═════ Data for review

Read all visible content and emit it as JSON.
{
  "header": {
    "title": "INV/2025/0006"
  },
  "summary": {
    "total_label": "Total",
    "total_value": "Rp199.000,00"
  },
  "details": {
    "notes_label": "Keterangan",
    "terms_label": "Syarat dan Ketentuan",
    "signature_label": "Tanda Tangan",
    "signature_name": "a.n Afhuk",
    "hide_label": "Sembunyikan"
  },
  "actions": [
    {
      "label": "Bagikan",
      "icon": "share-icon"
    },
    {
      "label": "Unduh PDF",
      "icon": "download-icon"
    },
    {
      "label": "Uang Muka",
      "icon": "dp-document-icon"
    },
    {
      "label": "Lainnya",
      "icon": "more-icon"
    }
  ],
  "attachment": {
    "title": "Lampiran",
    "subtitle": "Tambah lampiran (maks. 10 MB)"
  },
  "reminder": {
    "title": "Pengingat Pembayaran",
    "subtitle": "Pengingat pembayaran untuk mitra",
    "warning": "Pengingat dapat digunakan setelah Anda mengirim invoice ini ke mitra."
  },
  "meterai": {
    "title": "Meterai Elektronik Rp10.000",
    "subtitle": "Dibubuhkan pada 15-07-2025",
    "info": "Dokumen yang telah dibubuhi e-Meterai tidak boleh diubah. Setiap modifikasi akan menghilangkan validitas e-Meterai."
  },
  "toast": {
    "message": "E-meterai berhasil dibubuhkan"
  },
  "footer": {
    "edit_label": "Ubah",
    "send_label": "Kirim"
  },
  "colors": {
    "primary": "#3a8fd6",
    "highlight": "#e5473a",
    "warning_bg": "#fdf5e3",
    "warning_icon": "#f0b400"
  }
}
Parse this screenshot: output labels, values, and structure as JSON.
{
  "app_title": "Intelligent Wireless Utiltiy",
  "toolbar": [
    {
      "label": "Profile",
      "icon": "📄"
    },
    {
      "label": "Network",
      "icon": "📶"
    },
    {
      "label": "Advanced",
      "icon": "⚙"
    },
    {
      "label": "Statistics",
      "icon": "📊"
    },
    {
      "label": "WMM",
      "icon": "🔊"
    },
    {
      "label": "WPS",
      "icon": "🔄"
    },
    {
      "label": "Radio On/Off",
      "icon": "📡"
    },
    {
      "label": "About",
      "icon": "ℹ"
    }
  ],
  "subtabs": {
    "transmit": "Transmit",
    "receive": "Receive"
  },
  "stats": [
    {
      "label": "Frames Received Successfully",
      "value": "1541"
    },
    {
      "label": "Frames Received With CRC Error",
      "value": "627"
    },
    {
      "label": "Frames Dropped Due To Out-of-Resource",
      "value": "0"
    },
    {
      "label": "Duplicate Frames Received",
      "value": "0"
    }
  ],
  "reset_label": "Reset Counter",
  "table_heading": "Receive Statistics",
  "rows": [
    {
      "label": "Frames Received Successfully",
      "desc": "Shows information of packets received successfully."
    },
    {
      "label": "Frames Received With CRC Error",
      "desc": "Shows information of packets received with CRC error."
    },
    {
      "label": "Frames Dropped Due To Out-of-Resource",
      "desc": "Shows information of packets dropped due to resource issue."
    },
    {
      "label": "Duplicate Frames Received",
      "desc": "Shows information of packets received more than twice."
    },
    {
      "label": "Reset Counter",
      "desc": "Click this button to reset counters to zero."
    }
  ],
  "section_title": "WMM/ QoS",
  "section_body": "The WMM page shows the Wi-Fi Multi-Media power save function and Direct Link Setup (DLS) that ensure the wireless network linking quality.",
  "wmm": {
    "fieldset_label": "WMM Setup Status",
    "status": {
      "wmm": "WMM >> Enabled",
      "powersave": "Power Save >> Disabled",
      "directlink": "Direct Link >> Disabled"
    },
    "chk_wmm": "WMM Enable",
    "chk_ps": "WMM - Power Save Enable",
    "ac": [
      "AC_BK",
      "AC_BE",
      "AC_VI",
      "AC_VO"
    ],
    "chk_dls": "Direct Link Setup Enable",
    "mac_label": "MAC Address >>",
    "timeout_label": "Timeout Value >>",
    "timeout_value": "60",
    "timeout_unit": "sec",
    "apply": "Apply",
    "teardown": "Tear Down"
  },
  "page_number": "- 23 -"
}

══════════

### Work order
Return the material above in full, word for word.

### Response to this exercise
Read all visible content and emit it as JSON.
{
  "header": {
    "title": "INV/2025/0006"
  },
  "summary": {
    "total_label": "Total",
    "total_value": "Rp199.000,00"
  },
  "details": {
    "notes_label": "Keterangan",
    "terms_label": "Syarat dan Ketentuan",
    "signature_label": "Tanda Tangan",
    "signature_name": "a.n Afhuk",
    "hide_label": "Sembunyikan"
  },
  "actions": [
    {
      "label": "Bagikan",
      "icon": "share-icon"
    },
    {
      "label": "Unduh PDF",
      "icon": "download-icon"
    },
    {
      "label": "Uang Muka",
      "icon": "dp-document-icon"
    },
    {
      "label": "Lainnya",
      "icon": "more-icon"
    }
  ],
  "attachment": {
    "title": "Lampiran",
    "subtitle": "Tambah lampiran (maks. 10 MB)"
  },
  "reminder": {
    "title": "Pengingat Pembayaran",
    "subtitle": "Pengingat pembayaran untuk mitra",
    "warning": "Pengingat dapat digunakan setelah Anda mengirim invoice ini ke mitra."
  },
  "meterai": {
    "title": "Meterai Elektronik Rp10.000",
    "subtitle": "Dibubuhkan pada 15-07-2025",
    "info": "Dokumen yang telah dibubuhi e-Meterai tidak boleh diubah. Setiap modifikasi akan menghilangkan validitas e-Meterai."
  },
  "toast": {
    "message": "E-meterai berhasil dibubuhkan"
  },
  "footer": {
    "edit_label": "Ubah",
    "send_label": "Kirim"
  },
  "colors": {
    "primary": "#3a8fd6",
    "highlight": "#e5473a",
    "warning_bg": "#fdf5e3",
    "warning_icon": "#f0b400"
  }
}
Parse this screenshot: output labels, values, and structure as JSON.
{
  "app_title": "Intelligent Wireless Utiltiy",
  "toolbar": [
    {
      "label": "Profile",
      "icon": "📄"
    },
    {
      "label": "Network",
      "icon": "📶"
    },
    {
      "label": "Advanced",
      "icon": "⚙"
    },
    {
      "label": "Statistics",
      "icon": "📊"
    },
    {
      "label": "WMM",
      "icon": "🔊"
    },
    {
      "label": "WPS",
      "icon": "🔄"
    },
    {
      "label": "Radio On/Off",
      "icon": "📡"
    },
    {
      "label": "About",
      "icon": "ℹ"
    }
  ],
  "subtabs": {
    "transmit": "Transmit",
    "receive": "Receive"
  },
  "stats": [
    {
      "label": "Frames Received Successfully",
      "value": "1541"
    },
    {
      "label": "Frames Received With CRC Error",
      "value": "627"
    },
    {
      "label": "Frames Dropped Due To Out-of-Resource",
      "value": "0"
    },
    {
      "label": "Duplicate Frames Received",
      "value": "0"
    }
  ],
  "reset_label": "Reset Counter",
  "table_heading": "Receive Statistics",
  "rows": [
    {
      "label": "Frames Received Successfully",
      "desc": "Shows information of packets received successfully."
    },
    {
      "label": "Frames Received With CRC Error",
      "desc": "Shows information of packets received with CRC error."
    },
    {
      "label": "Frames Dropped Due To Out-of-Resource",
      "desc": "Shows information of packets dropped due to resource issue."
    },
    {
      "label": "Duplicate Frames Received",
      "desc": "Shows information of packets received more than twice."
    },
    {
      "label": "Reset Counter",
      "desc": "Click this button to reset counters to zero."
    }
  ],
  "section_title": "WMM/ QoS",
  "section_body": "The WMM page shows the Wi-Fi Multi-Media power save function and Direct Link Setup (DLS) that ensure the wireless network linking quality.",
  "wmm": {
    "fieldset_label": "WMM Setup Status",
    "status": {
      "wmm": "WMM >> Enabled",
      "powersave": "Power Save >> Disabled",
      "directlink": "Direct Link >> Disabled"
    },
    "chk_wmm": "WMM Enable",
    "chk_ps": "WMM - Power Save Enable",
    "ac": [
      "AC_BK",
      "AC_BE",
      "AC_VI",
      "AC_VO"
    ],
    "chk_dls": "Direct Link Setup Enable",
    "mac_label": "MAC Address >>",
    "timeout_label": "Timeout Value >>",
    "timeout_value": "60",
    "timeout_unit": "sec",
    "apply": "Apply",
    "teardown": "Tear Down"
  },
  "page_number": "- 23 -"
}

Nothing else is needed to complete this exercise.